As we return to a state that resembles normalcy, we learn to live in a world the pandemic has fundamentally changed. In this new world which looks like the old one, the conventional working environment has been replaced, and you may now find yourself competing for jobs with no fixed location. Instead of driving, taking the bus or calling Uber to get to work, your office could be the place you call home. With all the freedom this new environment will bring, you may not be meeting your colleagues for lunch or gathering for townhalls, at least not in the traditional sense. Instead, interactions with peers will take place from behind a computer screen. Before you start applying to remote positions, you should ask yourself some questions.
Here are three from blog.olark.com to help you decide if remote work is for you.
1. Do You Like Working Alone?
If you’re a self-starter and confident in your abilities, you may thrive in a position where you don’t have to worry about a manager looking over your shoulder. You have the freedom to complete your tasks and prioritize work throughout the day. However, if you feel like you need supervision and reassurance to be effective and productive during business hours, this could be a red flag. It doesn’t necessarily mean you can’t be productive working remotely.2. Do You Have Strong Communication Skills?
Having strong communication skills is essential to deciding if a remote position will work for you. You need to know your strengths and weaknesses because you will be working in an environment without instant access to peers. Using instant messenger applications such as zoom, or simply making a phone call is convenient but not nearly as quick as walking over to someone’s desk.3. Can You Maintain a Healthy Work/Life Balance?
When you’re in an office, you start your shift and complete tasks assigned to you, and at the end of the day, you leave. When working remotely, you’re always in the office. It would be best to draw the line between obligations to your employer while on the clock and personal responsibilities when the clock stops. If you can find this balance, you can benefit greatly from the independence a remote position provides. However, working remotely may become more of a hindrance if you constantly blur the lines between work and personal time.
You might want to consider how popular working remotely is in Canada. Are Canadian companies leaning towards or actively offering more remote positions than before? According to a survey conducted by Mercer Canada on benefitscanada.com 54 per cent of Canadian employers are adopting a hybrid work model. The article also found that 61 per cent of employees prefer to work from home. After the pandemic, it appears more Canadian companies are trending toward offering remote positions.
If you have an interview coming up, and you’re curious about how to bring up the possibility of working remotely Flexjobs.com has an interesting article answering that very question. Start by researching the company website while you’re preparing for your interview. If you don’t see any mention of remote opportunities, that doesn’t necessarily mean there aren’t any. They may only offer those options to the candidate they have selected to fill the position. If you prefer to work remotely, there’s no reason to hide it. Just ask “Do you support remote work?” You can gauge the response and you’ll have a better idea of the company’s stance.
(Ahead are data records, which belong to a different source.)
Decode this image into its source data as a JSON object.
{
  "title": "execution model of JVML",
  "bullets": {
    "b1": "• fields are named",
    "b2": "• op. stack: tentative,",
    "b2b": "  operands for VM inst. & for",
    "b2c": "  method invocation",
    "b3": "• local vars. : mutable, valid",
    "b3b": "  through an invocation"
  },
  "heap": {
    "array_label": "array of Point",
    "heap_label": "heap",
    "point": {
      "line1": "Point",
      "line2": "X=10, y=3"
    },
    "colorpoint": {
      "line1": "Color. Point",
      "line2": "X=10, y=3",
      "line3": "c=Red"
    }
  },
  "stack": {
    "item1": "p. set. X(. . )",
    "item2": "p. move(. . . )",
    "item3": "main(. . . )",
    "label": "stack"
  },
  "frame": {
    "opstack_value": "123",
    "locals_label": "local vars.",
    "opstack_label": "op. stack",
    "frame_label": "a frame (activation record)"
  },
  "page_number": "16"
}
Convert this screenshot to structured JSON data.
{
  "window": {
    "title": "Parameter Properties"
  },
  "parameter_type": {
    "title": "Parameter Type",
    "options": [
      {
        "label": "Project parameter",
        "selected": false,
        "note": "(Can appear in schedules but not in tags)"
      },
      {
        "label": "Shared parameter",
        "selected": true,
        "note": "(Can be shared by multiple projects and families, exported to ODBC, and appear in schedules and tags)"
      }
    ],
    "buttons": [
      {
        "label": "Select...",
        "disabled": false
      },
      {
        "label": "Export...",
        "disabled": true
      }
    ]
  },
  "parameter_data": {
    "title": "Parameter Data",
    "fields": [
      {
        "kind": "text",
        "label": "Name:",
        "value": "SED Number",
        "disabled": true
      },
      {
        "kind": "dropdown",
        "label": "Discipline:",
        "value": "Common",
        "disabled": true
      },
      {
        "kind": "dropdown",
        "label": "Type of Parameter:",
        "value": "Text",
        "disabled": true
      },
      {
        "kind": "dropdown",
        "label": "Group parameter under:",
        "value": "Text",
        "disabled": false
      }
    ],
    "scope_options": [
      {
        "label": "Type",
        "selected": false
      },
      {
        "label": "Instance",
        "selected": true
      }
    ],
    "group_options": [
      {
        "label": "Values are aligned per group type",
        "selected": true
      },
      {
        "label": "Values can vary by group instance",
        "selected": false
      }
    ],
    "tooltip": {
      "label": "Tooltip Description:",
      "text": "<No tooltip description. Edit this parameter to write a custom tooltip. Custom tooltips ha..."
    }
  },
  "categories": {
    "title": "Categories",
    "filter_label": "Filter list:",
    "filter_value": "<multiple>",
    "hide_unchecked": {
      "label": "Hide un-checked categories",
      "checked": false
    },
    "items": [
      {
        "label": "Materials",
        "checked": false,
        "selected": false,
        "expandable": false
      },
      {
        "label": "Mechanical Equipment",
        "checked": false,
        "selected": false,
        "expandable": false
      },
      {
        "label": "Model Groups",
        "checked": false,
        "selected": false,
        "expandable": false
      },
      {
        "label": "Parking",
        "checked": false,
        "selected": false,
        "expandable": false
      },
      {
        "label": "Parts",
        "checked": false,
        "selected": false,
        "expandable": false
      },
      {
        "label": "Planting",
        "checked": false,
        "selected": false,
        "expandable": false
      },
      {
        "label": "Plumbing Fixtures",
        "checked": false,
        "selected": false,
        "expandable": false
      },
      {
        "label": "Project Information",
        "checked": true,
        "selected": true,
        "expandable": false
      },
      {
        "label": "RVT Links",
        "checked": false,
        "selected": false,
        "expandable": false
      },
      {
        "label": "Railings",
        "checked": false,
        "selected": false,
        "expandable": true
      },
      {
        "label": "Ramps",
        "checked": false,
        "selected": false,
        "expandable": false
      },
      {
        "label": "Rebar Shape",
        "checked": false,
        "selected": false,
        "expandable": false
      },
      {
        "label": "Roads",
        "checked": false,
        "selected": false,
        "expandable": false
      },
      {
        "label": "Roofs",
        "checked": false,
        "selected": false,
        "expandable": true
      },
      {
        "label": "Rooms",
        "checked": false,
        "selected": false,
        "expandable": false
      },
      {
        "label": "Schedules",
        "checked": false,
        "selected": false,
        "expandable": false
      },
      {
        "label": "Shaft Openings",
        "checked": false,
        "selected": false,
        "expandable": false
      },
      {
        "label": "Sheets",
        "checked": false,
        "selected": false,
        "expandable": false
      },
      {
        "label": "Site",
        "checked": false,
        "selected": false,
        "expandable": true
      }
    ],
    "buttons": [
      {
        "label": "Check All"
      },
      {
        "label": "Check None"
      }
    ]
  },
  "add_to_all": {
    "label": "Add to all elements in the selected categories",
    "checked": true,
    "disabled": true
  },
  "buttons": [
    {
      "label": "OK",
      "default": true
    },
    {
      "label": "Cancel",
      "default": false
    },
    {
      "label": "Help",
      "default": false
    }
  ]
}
Whether you’re confident working alone or you prefer supervision, working remotely is something you’ll have to get used to. Strong communication skills are essential because you will be entering a work environment that limits your access to peers and management. If you can maintain the balance between work and life you can benefit from the freedom but if you constantly blur the lines, working remotely can become a burden. Do your research and ask your interviewer directly about remote opportunities. In this new world, more than ever you need to know who you are and what you want. Do your research, stay informed, ask questions, and most importantly know yourself.